[Start of Attachment]

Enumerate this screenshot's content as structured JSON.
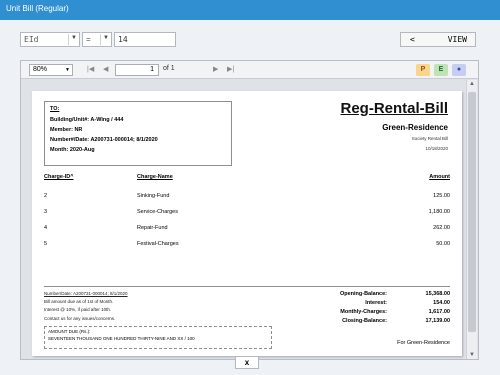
{
  "window": {
    "title": "Unit Bill (Regular)"
  },
  "filter": {
    "field_value": "EId",
    "operator_value": "=",
    "search_value": "14",
    "view_button_left": "<",
    "view_button_label": "VIEW"
  },
  "report_toolbar": {
    "zoom": "80%",
    "first": "|◀",
    "prev": "◀",
    "page": "1",
    "of_pages": "of 1",
    "next": "▶",
    "last": "▶|",
    "export_pdf": "P",
    "export_excel": "E",
    "export_other": "●"
  },
  "bill": {
    "to_label": "TO:",
    "building_unit": "Building/Unit#: A-Wing / 444",
    "member": "Member: NR",
    "number_date": "Number#/Date: A200731-000014; 8/1/2020",
    "month": "Month: 2020-Aug",
    "title": "Reg-Rental-Bill",
    "org": "Green-Residence",
    "subtitle": "Society Rental Bill",
    "date": "10/18/2020",
    "columns": {
      "id": "Charge-ID^",
      "name": "Charge-Name",
      "amount": "Amount"
    },
    "rows": [
      {
        "id": "2",
        "name": "Sinking-Fund",
        "amount": "125.00"
      },
      {
        "id": "3",
        "name": "Service-Charges",
        "amount": "1,180.00"
      },
      {
        "id": "4",
        "name": "Repair-Fund",
        "amount": "262.00"
      },
      {
        "id": "5",
        "name": "Festival-Charges",
        "amount": "50.00"
      }
    ],
    "footer_number": "Number/Date: A200731-000014; 8/1/2020",
    "note1": "Bill amount due as of 1st of Month.",
    "note2": "Interest @ 10%, if paid after 10th.",
    "note3": "Contact us for any issues/concerns.",
    "amount_due_label": "AMOUNT DUE (Rs.):",
    "amount_due_words": "SEVENTEEN THOUSAND ONE HUNDRED THIRTY-NINE AND XX / 100",
    "summary": [
      {
        "label": "Opening-Balance:",
        "value": "15,368.00"
      },
      {
        "label": "Interest:",
        "value": "154.00"
      },
      {
        "label": "Monthly-Charges:",
        "value": "1,617.00"
      },
      {
        "label": "Closing-Balance:",
        "value": "17,139.00"
      }
    ],
    "for_org": "For Green-Residence"
  },
  "close_label": "x",
  "colors": {
    "titlebar": "#2f8fd1",
    "pdf": "#f7d58a",
    "excel": "#bfe3b4",
    "other": "#c5cdf2"
  }
}
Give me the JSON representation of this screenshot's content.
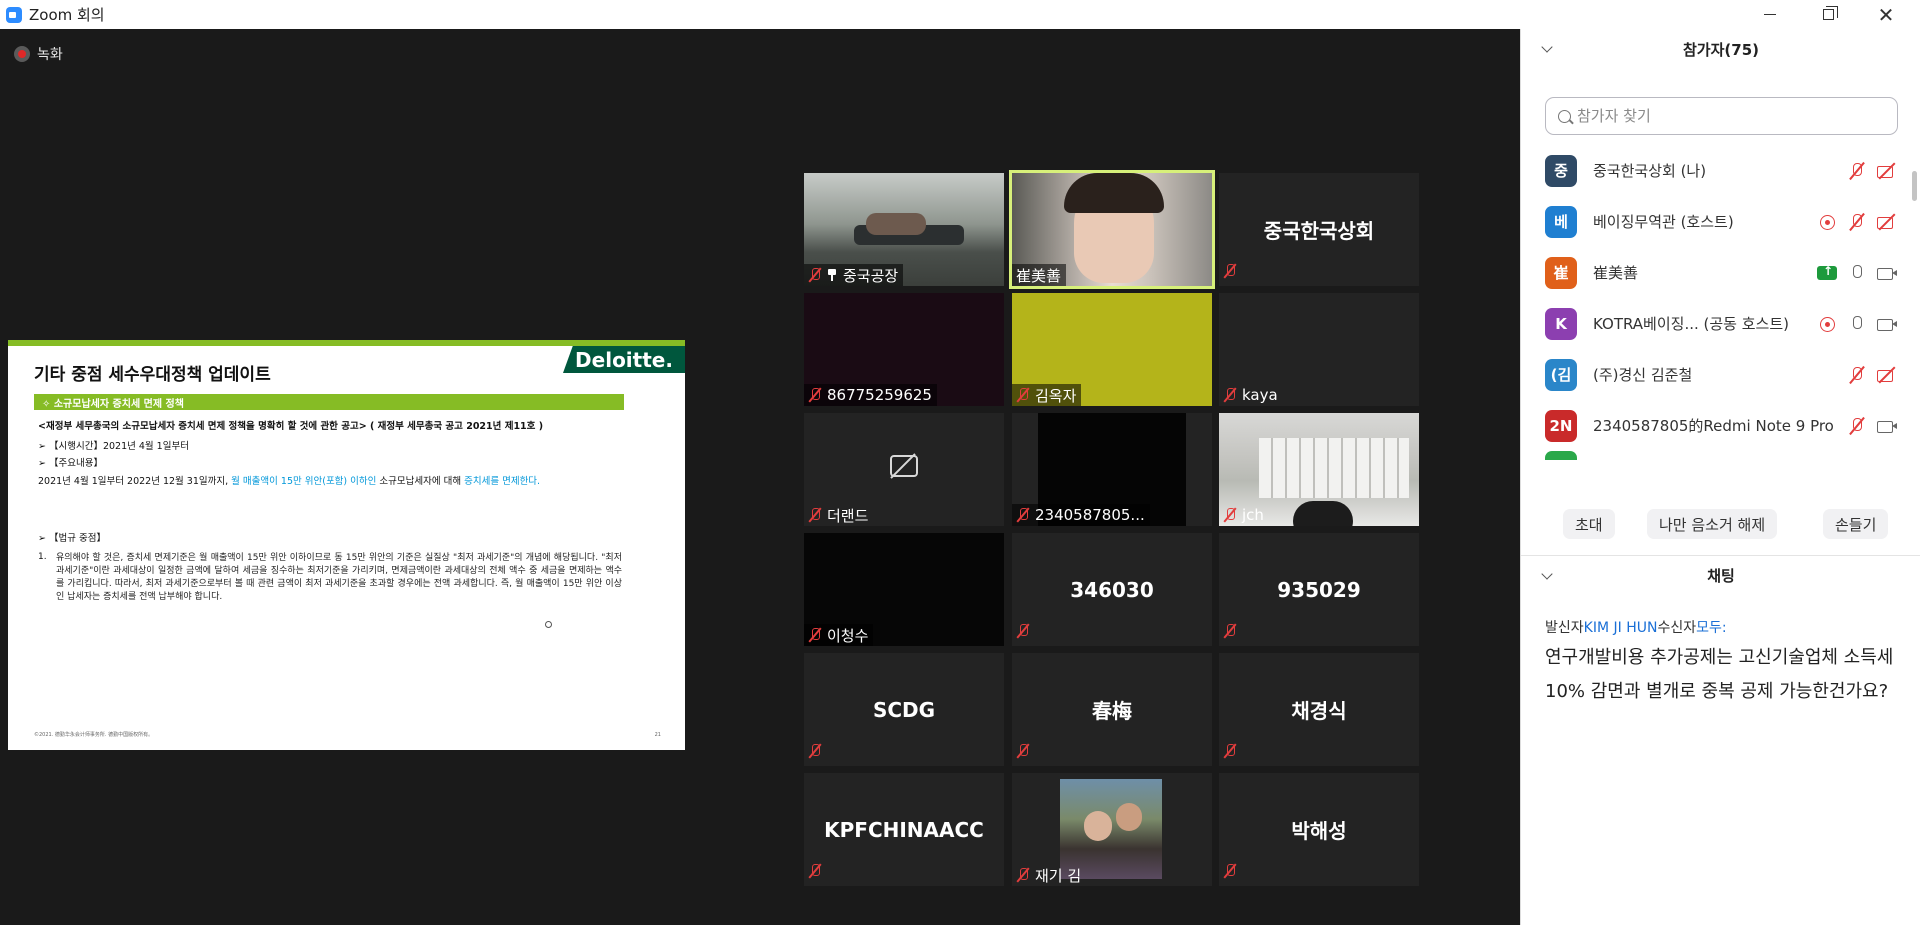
{
  "window": {
    "title": "Zoom 회의"
  },
  "recording": {
    "label": "녹화"
  },
  "slide": {
    "brand": "Deloitte.",
    "title": "기타 중점 세수우대정책 업데이트",
    "band": "✧  소규모납세자 증치세 면제 정책",
    "line1": "<재정부 세무총국의 소규모납세자 증치세 면제 정책을 명확히 할 것에 관한 공고> ( 재정부 세무총국 공고 2021년 제11호 )",
    "line2": "➢  【시행시간】2021년 4월 1일부터",
    "line3": "➢  【주요내용】",
    "line4a": "2021년 4월 1일부터 2022년 12월 31일까지, ",
    "line4b": "월 매출액이 15만 위안(포함) 이하인",
    "line4c": " 소규모납세자에 대해 ",
    "line4d": "증치세를 면제한다.",
    "line5": "➢  【법규 중점】",
    "point_no": "1.",
    "point": "유의해야 할 것은, 증치세 면제기준은 월 매출액이 15만 위안 이하이므로 동 15만 위안의 기준은 실질상 \"최저 과세기준\"의 개념에 해당됩니다. \"최저 과세기준\"이란 과세대상이 일정한 금액에 달하여 세금을 징수하는 최저기준을 가리키며, 면제금액이란 과세대상의 전체 액수 중 세금을 면제하는 액수를 가리킵니다. 따라서, 최저 과세기준으로부터 볼 때 관련 금액이 최저 과세기준을 초과할 경우에는 전액 과세합니다. 즉, 월 매출액이 15만 위안 이상인 납세자는 증치세를 전액 납부해야 합니다.",
    "footer": "©2021. 德勤华永会计师事务所. 德勤中国版权所有。",
    "page": "21"
  },
  "tiles": [
    {
      "name": "중국공장"
    },
    {
      "name": "崔美善"
    },
    {
      "name": "중국한국상회"
    },
    {
      "name": "86775259625"
    },
    {
      "name": "김옥자"
    },
    {
      "name": "kaya"
    },
    {
      "name": "더랜드"
    },
    {
      "name": "2340587805..."
    },
    {
      "name": "jch"
    },
    {
      "name": "이청수"
    },
    {
      "name": "346030"
    },
    {
      "name": "935029"
    },
    {
      "name": "SCDG"
    },
    {
      "name": "春梅"
    },
    {
      "name": "채경식"
    },
    {
      "name": "KPFCHINAACC"
    },
    {
      "name": "재기 김"
    },
    {
      "name": "박해성"
    }
  ],
  "participants_panel": {
    "title": "참가자(75)",
    "search_placeholder": "참가자 찾기",
    "items": [
      {
        "initial": "중",
        "name": "중국한국상회 (나)",
        "color": "#2f4a66",
        "icons": [
          "mic-off",
          "cam-off"
        ]
      },
      {
        "initial": "베",
        "name": "베이징무역관 (호스트)",
        "color": "#1f7fd1",
        "icons": [
          "rec",
          "mic-off",
          "cam-off"
        ]
      },
      {
        "initial": "崔",
        "name": "崔美善",
        "color": "#e0601a",
        "icons": [
          "share",
          "mic",
          "cam"
        ]
      },
      {
        "initial": "K",
        "name": "KOTRA베이징...   (공동 호스트)",
        "color": "#8c3fb0",
        "icons": [
          "rec",
          "mic",
          "cam"
        ]
      },
      {
        "initial": "(김",
        "name": "(주)경신 김준철",
        "color": "#2a86c9",
        "icons": [
          "mic-off",
          "cam-off"
        ]
      },
      {
        "initial": "2N",
        "name": "2340587805的Redmi Note 9 Pro",
        "color": "#c92a2a",
        "icons": [
          "mic-off",
          "cam"
        ]
      }
    ],
    "buttons": {
      "invite": "초대",
      "unmute_me": "나만 음소거 해제",
      "raise_hand": "손들기"
    }
  },
  "chat_panel": {
    "title": "채팅",
    "from_label": "발신자",
    "from": "KIM JI HUN",
    "to_label": "수신자",
    "to": "모두:",
    "message": "연구개발비용 추가공제는 고신기술업체 소득세10% 감면과 별개로 중복 공제 가능한건가요?"
  }
}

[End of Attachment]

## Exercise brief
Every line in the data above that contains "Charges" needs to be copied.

## Completed exercise
        "name": "Service-Charges",
        "name": "Festival-Charges",
        "label": "Monthly-Charges:",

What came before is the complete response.